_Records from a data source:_
▶
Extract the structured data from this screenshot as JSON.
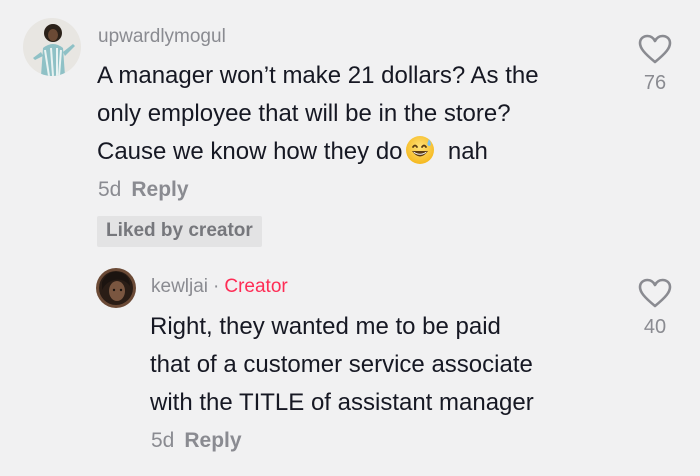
{
  "comments": [
    {
      "avatar_icon": "profile-photo",
      "username": "upwardlymogul",
      "lines": [
        "A manager won’t make 21 dollars? As the",
        "only employee that will be in the store?",
        "Cause we know how they do"
      ],
      "line_suffix": "nah",
      "emoji_icon": "grinning-sweat-emoji",
      "time": "5d",
      "reply_label": "Reply",
      "badge": "Liked by creator",
      "like_icon": "heart-outline-icon",
      "like_count": "76"
    },
    {
      "avatar_icon": "profile-photo",
      "username": "kewljai",
      "separator": "·",
      "creator_label": "Creator",
      "lines": [
        "Right, they wanted me to be paid",
        "that of a customer service associate",
        "with the TITLE of assistant manager"
      ],
      "time": "5d",
      "reply_label": "Reply",
      "like_icon": "heart-outline-icon",
      "like_count": "40"
    }
  ],
  "colors": {
    "background": "#f1f1f2",
    "text": "#161823",
    "muted": "#8a8b91",
    "creator": "#fe2c55",
    "badge_bg": "#e3e3e4"
  }
}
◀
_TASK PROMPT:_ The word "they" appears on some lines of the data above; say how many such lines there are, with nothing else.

_RESPONSE AREA:_ 2